• Demond Drummer, MA student and founder of CoderSpace.

Divinity School student selected for Community Accelerator Project

The Community Programs Accelerator at the University of Chicago has selected four South Side nonprofits to participate in the first round of its incubation program, which aims to strengthen organizations near the University’s campus. Due to high demand, the University also expanded the Accelerator initiative to assist seven additional organizations with specific projects.

The inaugural group of Accelerator organizations are CoderSpace, which teaches South Side youth how to write website code; the Dovetail Project, which teaches parenting, life and job skills to young African American fathers; Polished Pebbles, a mentoring program for teen girls; and the Hyde Park Jazz Festival, which spotlights South Side musicians through its annual festival of performances.

CoderSpace is a project of Demond Drummer, an MA student at the Divinity School. Drummer is also a founding member of the Resident Association of Greater Englewood (R.A.G.E.) and a long-time member of Chicago's open government movement. He was previously an Organizing Fellow with the New Organizing Institute and a field organizer for Barack Obama's primary campaign in South Carolina. In 2013 he spearheaded the crowdfunding and launch of Englewood Codes, which teaches local teens to code; CoderSpace grew out of that project. In addition, he facilitates digital leadership trainings with block club members, parent leaders and business owners in Chicago's Englewood community.  

Drummer’s five-year plan for CoderSpace is to develop deep relationships with Chicago Public Schools, other coding programs, college-level computer science departments, and technology companies. The goal is to build a broad base of tech talent throughout the city. 

“These four nonprofits are spearheading promising programs that are making a difference in the communities around our campus,” said Derek Douglas, Vice President for Civic Engagement. “The Community Programs Accelerator will provide access to a comprehensive set of resources, including UChicago students and campus and professional partners, that will help strengthen their organizations and expand their impact for the long-term.”

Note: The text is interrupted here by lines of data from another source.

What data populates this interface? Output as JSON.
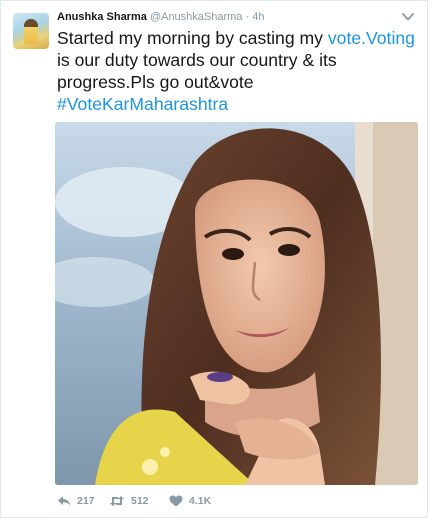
{
  "tweet": {
    "author_name": "Anushka Sharma",
    "author_handle": "@AnushkaSharma",
    "separator": "·",
    "time": "4h",
    "text_segments": [
      {
        "text": "Started my morning by casting my ",
        "type": "plain"
      },
      {
        "text": "vote.Voting",
        "type": "link"
      },
      {
        "text": " is our duty towards our country & its progress.Pls go out&vote ",
        "type": "plain"
      },
      {
        "text": "#VoteKarMaharashtra",
        "type": "hashtag"
      }
    ]
  },
  "actions": {
    "reply_icon": "reply-icon",
    "retweet_icon": "retweet-icon",
    "retweet_count": "217",
    "like_icon": "heart-icon",
    "like_count": "512",
    "more_icon": "more-icon",
    "more_count": "4.1K"
  },
  "colors": {
    "link": "#1b95e0",
    "muted": "#8899a6",
    "text": "#14171a",
    "border": "#e1e8ed"
  }
}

UChicago launched the Community Programs Accelerator in May 2014 with plans to provide support to three or four organizations at a time to help them become self-sustaining. After more than 50 area nonprofits applied to the Accelerator, the Office of Civic Engagement, which is leading the effort, decided to add an Associates level to the program that will support a select group of additional organizations with project-specific needs.

“The high level of interest in the Accelerator underscored the need community-based organizations have for expanded capacity and resources,” said Shaz Rasul, Director of Community Programs. “The Associates program helps meet that need while also providing valuable field experience for UChicago students interested in community work.” 

The Community Programs Accelerator is one of several ways the University and its Office of Civic Engagement work with and engage nonprofit organizations and residents on critical quality of life issues. The Accelerator will begin accepting applicants for the 2015-2016 program year in summer 2015.